Stevie Nicks and Prince’s music might sound different, but if you listen closely, two of their songs some similar. Nicks and Prince might have come from different worlds, but they could find common ground and be inspired by one another. Prince had a soft spot for female singers and loved Nicks’ band Fleetwood Mac so much that he formed his band, The Revolution, in their image. But which Prince song inspired Nicks to write a hit song of her own?
Stevie Nicks wrote ‘Stand Back’ after hearing Prince’s ‘Little Red Corvette’
After Nicks married her now ex-husband Kim Anderson in 1983, the couple embarked on a road trip to Santa Barbara for their honeymoon. While they drove, Prince’s newest hit song, “Little Red Corvette,” played on the radio and had Nicks stunned.
“All of a sudden, out of nowhere, I’m singing along, going, ‘Stand back!'” Nicks explained to Uncle Joe Benson on the Ultimate Classic Rock Nights radio show. “I’m like, ‘Kim, pull over! We need to buy a tape recorder because I need to record this.’ And so we do – we careen off the freeway to find a radio, record shop or something, and we go in and we buy a little tape recorder.”
Instead of having a romantic honeymoon, the newlyweds started a songwriting session, staying up all night writing “Stand Back,” which appeared on Nicks’ The Wild Heart later that year. “We get the song, and I’m basically using Prince’s instrumental melody,” Nicks said. “What I’m singing along is very, very different from what he’s singing. I’m singing in and out of all of the holes.” Nicks finished the song, but His Purple Highness had the last say on what needed to be added.
Prince helped Stevie Nicks on ‘Stand Back’
Even though “Little Red Corvette” and “Stand Back” have different lyrics, Nicks says “Stand Back” “belongs” to Prince. When Nicks had the lyrics, she called Prince, told him the story of how she’d taken “Little Red Corvette,” and written a song with the same melody. She asked him to meet her at Sunset Sound studio in LA. You call Prince, and he comes because he arrived twenty minutes later.
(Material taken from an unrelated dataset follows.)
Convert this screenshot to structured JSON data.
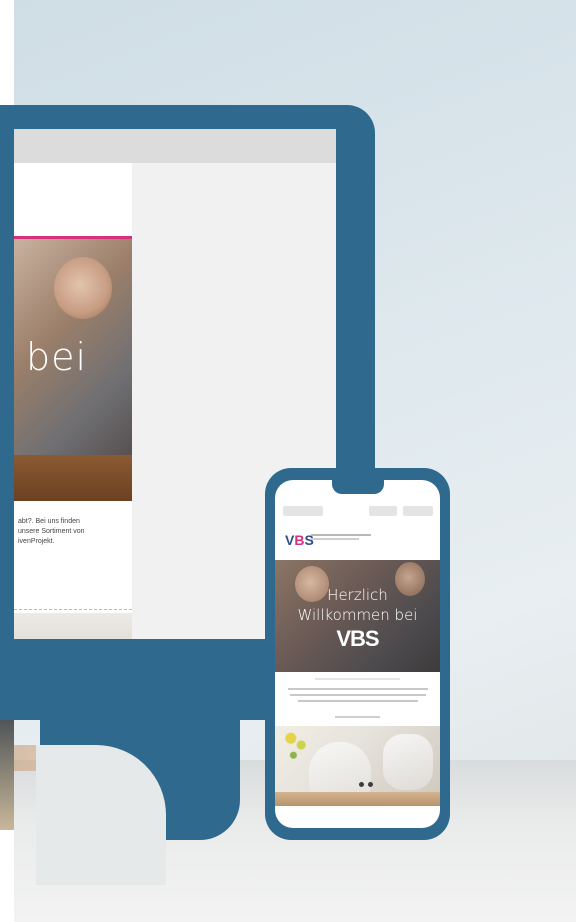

Nicks played the song for him, and Prince immediately started adding things to it. “That was the coolest thing we’ve ever heard,” Nicks said. “Takes him an hour; he gives me a little ‘I don’t really know you’ hug, and he’s gone. Like a little spirit.”
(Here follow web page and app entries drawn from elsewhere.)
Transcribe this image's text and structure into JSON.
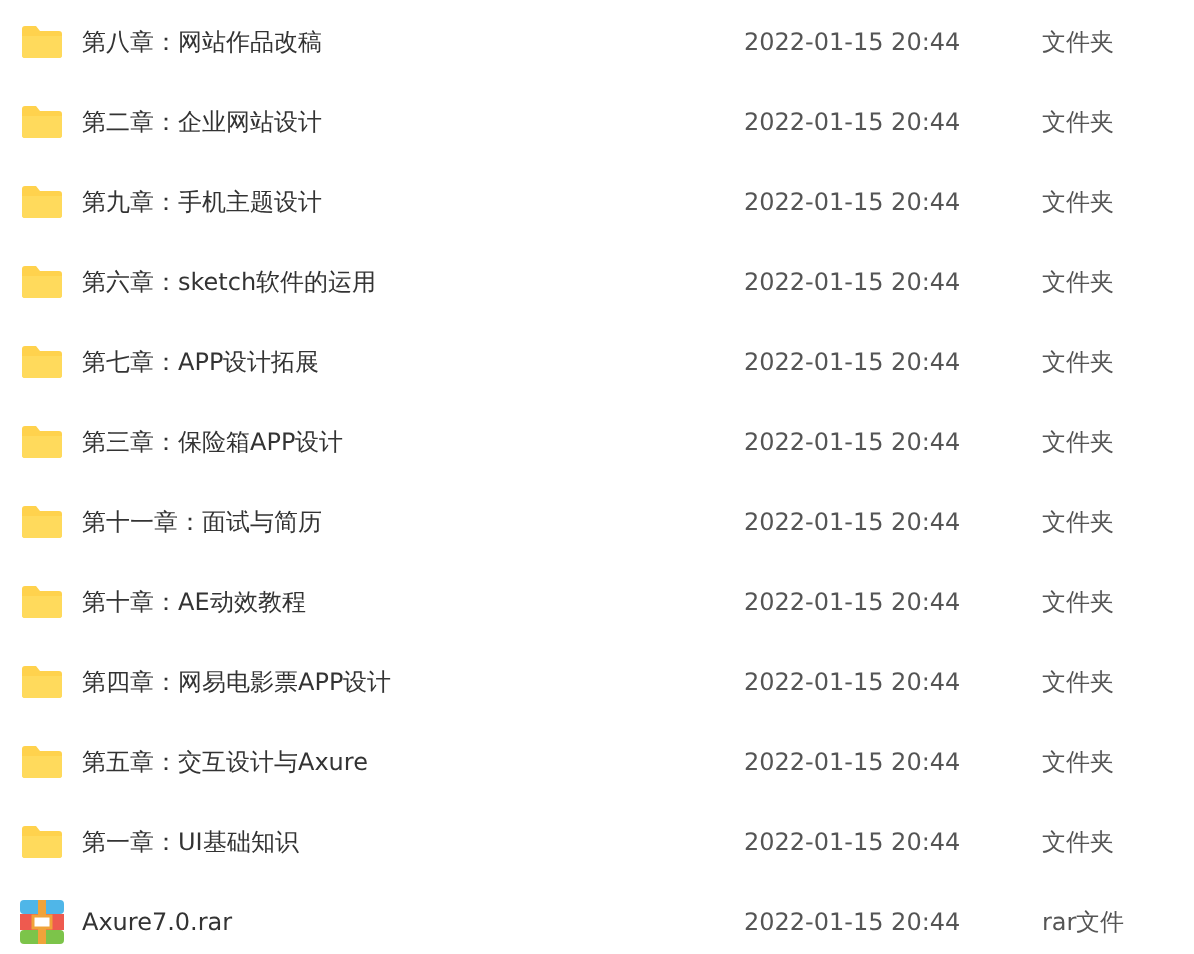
{
  "files": [
    {
      "kind": "folder",
      "name": "第八章：网站作品改稿",
      "modified": "2022-01-15 20:44",
      "type": "文件夹"
    },
    {
      "kind": "folder",
      "name": "第二章：企业网站设计",
      "modified": "2022-01-15 20:44",
      "type": "文件夹"
    },
    {
      "kind": "folder",
      "name": "第九章：手机主题设计",
      "modified": "2022-01-15 20:44",
      "type": "文件夹"
    },
    {
      "kind": "folder",
      "name": "第六章：sketch软件的运用",
      "modified": "2022-01-15 20:44",
      "type": "文件夹"
    },
    {
      "kind": "folder",
      "name": "第七章：APP设计拓展",
      "modified": "2022-01-15 20:44",
      "type": "文件夹"
    },
    {
      "kind": "folder",
      "name": "第三章：保险箱APP设计",
      "modified": "2022-01-15 20:44",
      "type": "文件夹"
    },
    {
      "kind": "folder",
      "name": "第十一章：面试与简历",
      "modified": "2022-01-15 20:44",
      "type": "文件夹"
    },
    {
      "kind": "folder",
      "name": "第十章：AE动效教程",
      "modified": "2022-01-15 20:44",
      "type": "文件夹"
    },
    {
      "kind": "folder",
      "name": "第四章：网易电影票APP设计",
      "modified": "2022-01-15 20:44",
      "type": "文件夹"
    },
    {
      "kind": "folder",
      "name": "第五章：交互设计与Axure",
      "modified": "2022-01-15 20:44",
      "type": "文件夹"
    },
    {
      "kind": "folder",
      "name": "第一章：UI基础知识",
      "modified": "2022-01-15 20:44",
      "type": "文件夹"
    },
    {
      "kind": "rar",
      "name": "Axure7.0.rar",
      "modified": "2022-01-15 20:44",
      "type": "rar文件"
    }
  ]
}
“He was so uncanny, so wild,” Nicks said in the book Rock Lives. “He spoiled me for every band I’ve ever had because nobody can exactly re-create — not even with two piano players —what Prince did all by his little self.”
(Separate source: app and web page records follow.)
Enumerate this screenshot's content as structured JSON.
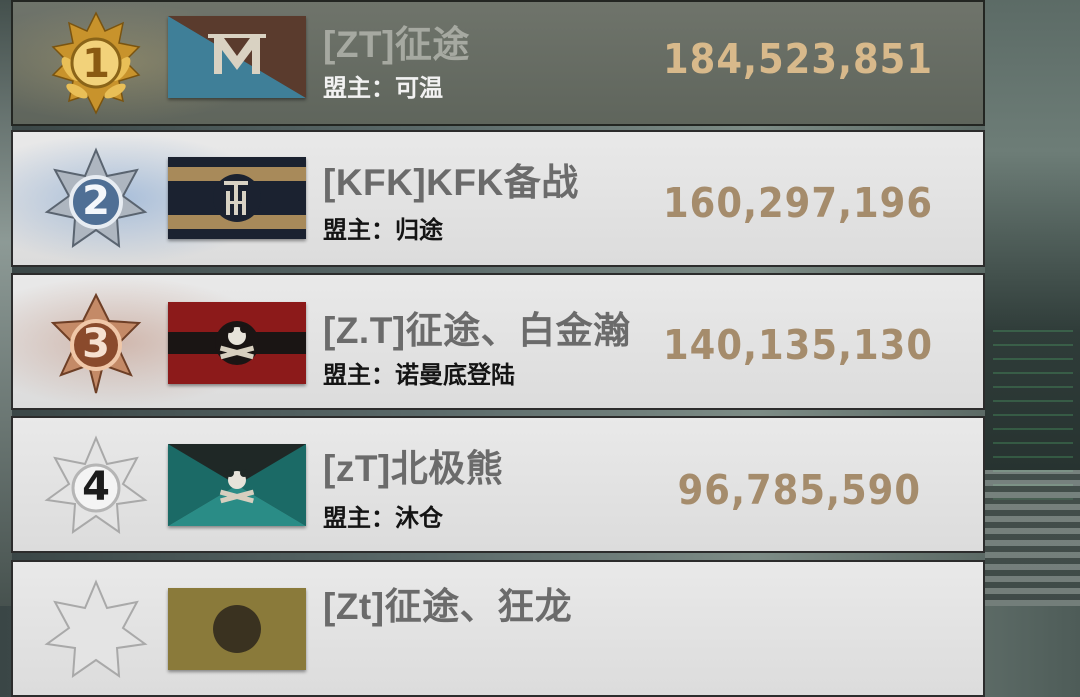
{
  "colors": {
    "score": "#a58c6c",
    "score_first": "#d8b98b",
    "gold_badge": "#d6a93a",
    "silver_badge": "#b8bfc8",
    "bronze_badge": "#b8805e"
  },
  "leaderboard": {
    "leader_prefix": "盟主：",
    "rows": [
      {
        "rank": "1",
        "name": "[ZT]征途",
        "leader": "盟主：可温",
        "score": "184,523,851",
        "badge_icon": "gold-laurel-rank-badge-icon",
        "flag_icon": "blue-brown-m-emblem-flag-icon"
      },
      {
        "rank": "2",
        "name": "[KFK]KFK备战",
        "leader": "盟主：归途",
        "score": "160,297,196",
        "badge_icon": "silver-star-rank-badge-icon",
        "flag_icon": "striped-th-emblem-flag-icon"
      },
      {
        "rank": "3",
        "name": "[Z.T]征途、白金瀚",
        "leader": "盟主：诺曼底登陆",
        "score": "140,135,130",
        "badge_icon": "bronze-star-rank-badge-icon",
        "flag_icon": "red-panda-emblem-flag-icon"
      },
      {
        "rank": "4",
        "name": "[zT]北极熊",
        "leader": "盟主：沐仓",
        "score": "96,785,590",
        "badge_icon": "white-star-rank-badge-icon",
        "flag_icon": "teal-panda-emblem-flag-icon"
      },
      {
        "rank": "",
        "name": "[Zt]征途、狂龙",
        "leader": "",
        "score": "",
        "badge_icon": "white-star-rank-badge-icon",
        "flag_icon": "olive-emblem-flag-icon"
      }
    ]
  }
}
In 1983, “Stand Back” went to No. 5 on the U.S. Billboard Top 100, and it was all thanks to the mysterious little spirit, Prince. Although Nicks said the song was all His Purple Badness, he didn’t get a songwriting credit on the album.
Prince later put the moves on Stevie Nicks
Sometime later, after a Fleetwood Mac show, Prince put the moves on Nicks and took her out one night. “We get into his purple Camaro and bomb out onto the freeway at 100 m.p.h. I’m terrified, but kind of excited too,” the singer recalled. “I get on the plane and the rest of the band are like [drum fingers, rolls eyes]. “I’m like, ‘What? Nothing happened.'”
Nothing happened between the two performers, but they did develop a nice friendship over the years. In 1984, Prince asked Nicks to collaborate with him on one of his most important songs, “Purple Rain.” Nicks denied it because she could sense that the song would be big, and she didn’t want the pressure. Could you imagine “Purple Rain” as a country song?